=&0=& Safety first is the best rule when traveling whether it is to the next town or across country. Before you load yourself and your family into the vehicle and take off to the Outer Banks, make sure:
- the oil levels are sufficiently high
- the tire pressure is optimal
- you have plenty of tread for the trip
- any mechanical problems have been fixed
- your windshield washer fluid reservoir is filled
- you have a jack and roadside safety kit in your trunk
=&1=& Snacks and meals on the road often turn into junk food feasts because fast food and gas station snacks are the most convenient. However, they are also expensive and usually have little to no nutritious value.
The alternative is to pack your family’s favorite snacks in a small cooler that can fit within easy reach (think backseat, floorboard, etc.). Go one step further and create a picnic lunch that you can all share at a rest stop along the way.
=&2=& The Kids Activities Blog offers a huge list (40+) of car-friendly things to do. One favorite is to create a map from your home to your vacation rental and have the kids fill in the sights/signposts as they go along.
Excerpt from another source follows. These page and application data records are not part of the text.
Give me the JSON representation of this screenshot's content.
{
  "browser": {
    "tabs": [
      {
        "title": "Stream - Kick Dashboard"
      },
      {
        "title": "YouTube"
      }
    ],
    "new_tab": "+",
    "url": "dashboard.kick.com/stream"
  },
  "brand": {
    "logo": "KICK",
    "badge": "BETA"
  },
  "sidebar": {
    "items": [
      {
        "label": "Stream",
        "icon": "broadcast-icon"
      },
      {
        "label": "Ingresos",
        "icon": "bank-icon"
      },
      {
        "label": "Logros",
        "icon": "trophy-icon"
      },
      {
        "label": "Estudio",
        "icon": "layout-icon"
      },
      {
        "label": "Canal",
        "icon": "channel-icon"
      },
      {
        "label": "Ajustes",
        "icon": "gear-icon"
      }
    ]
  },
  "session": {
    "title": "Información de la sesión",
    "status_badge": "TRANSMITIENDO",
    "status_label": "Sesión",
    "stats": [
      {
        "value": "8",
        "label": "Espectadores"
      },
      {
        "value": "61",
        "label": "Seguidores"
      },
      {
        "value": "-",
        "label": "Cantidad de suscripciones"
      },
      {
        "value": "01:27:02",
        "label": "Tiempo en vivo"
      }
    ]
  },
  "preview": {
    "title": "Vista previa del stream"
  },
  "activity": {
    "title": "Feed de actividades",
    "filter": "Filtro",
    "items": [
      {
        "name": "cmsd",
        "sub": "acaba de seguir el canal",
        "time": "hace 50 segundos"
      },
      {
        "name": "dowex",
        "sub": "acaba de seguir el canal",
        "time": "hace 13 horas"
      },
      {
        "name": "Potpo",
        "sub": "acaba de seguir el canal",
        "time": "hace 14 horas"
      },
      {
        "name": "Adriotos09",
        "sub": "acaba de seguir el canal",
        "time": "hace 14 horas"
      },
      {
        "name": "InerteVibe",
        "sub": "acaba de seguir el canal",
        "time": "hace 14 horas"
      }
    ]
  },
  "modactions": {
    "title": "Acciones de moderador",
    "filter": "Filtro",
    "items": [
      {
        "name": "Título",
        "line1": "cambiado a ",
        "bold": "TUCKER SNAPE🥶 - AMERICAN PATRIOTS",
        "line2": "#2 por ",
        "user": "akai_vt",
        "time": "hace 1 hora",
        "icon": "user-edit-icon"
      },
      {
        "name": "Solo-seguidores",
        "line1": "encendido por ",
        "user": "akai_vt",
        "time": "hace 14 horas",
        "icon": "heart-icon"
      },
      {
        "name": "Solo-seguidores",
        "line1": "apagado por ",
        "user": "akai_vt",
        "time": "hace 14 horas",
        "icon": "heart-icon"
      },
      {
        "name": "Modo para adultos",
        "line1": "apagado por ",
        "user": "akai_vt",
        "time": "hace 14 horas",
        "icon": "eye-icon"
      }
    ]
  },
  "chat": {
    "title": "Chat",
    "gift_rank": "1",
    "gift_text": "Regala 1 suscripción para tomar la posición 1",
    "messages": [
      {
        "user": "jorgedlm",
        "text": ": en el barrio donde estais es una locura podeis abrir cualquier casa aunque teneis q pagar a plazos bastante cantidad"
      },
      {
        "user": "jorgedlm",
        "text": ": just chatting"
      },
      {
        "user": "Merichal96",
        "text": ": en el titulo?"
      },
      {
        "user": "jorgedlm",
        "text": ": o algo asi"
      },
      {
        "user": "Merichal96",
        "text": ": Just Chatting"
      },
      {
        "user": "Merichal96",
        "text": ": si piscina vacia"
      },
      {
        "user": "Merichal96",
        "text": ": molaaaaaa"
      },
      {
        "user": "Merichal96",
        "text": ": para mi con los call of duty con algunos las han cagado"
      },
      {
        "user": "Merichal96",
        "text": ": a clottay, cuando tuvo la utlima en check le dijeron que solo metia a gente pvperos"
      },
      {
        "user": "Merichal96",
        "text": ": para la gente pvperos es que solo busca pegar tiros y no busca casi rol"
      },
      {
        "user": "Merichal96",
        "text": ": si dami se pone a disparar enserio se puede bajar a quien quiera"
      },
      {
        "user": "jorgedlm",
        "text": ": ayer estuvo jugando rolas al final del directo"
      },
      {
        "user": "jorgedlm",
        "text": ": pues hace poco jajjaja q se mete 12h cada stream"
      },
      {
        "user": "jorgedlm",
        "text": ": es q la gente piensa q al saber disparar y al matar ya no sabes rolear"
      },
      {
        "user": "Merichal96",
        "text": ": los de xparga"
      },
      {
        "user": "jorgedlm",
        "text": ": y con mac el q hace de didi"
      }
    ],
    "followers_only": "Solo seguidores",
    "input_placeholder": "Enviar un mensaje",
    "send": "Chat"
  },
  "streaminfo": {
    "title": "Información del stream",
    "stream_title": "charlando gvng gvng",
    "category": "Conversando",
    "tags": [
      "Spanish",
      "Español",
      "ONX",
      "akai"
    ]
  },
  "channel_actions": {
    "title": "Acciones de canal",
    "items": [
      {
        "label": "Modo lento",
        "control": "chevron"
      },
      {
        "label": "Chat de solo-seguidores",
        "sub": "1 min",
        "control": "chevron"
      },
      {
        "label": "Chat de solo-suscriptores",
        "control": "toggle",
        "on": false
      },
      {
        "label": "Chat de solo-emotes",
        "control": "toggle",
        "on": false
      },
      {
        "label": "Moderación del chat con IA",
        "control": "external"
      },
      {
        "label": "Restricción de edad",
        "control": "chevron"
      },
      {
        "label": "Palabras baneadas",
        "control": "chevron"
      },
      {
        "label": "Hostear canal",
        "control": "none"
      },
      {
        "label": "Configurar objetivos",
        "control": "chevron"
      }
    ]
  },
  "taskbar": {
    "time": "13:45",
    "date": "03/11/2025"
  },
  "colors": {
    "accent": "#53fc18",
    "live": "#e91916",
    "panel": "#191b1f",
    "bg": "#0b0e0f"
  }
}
=&3=& In today’s electronic world, it’s crucial that all our tools and gizmos are available and ready for use. Make sure you pack phones, tablets, GPSs, laptops, car DVD players and others, including their chargers. It might also be worth your while to invest in some car adapters (USB to car charger, AC to car charger, etc.), which can usually be picked up online for just a few dollars each.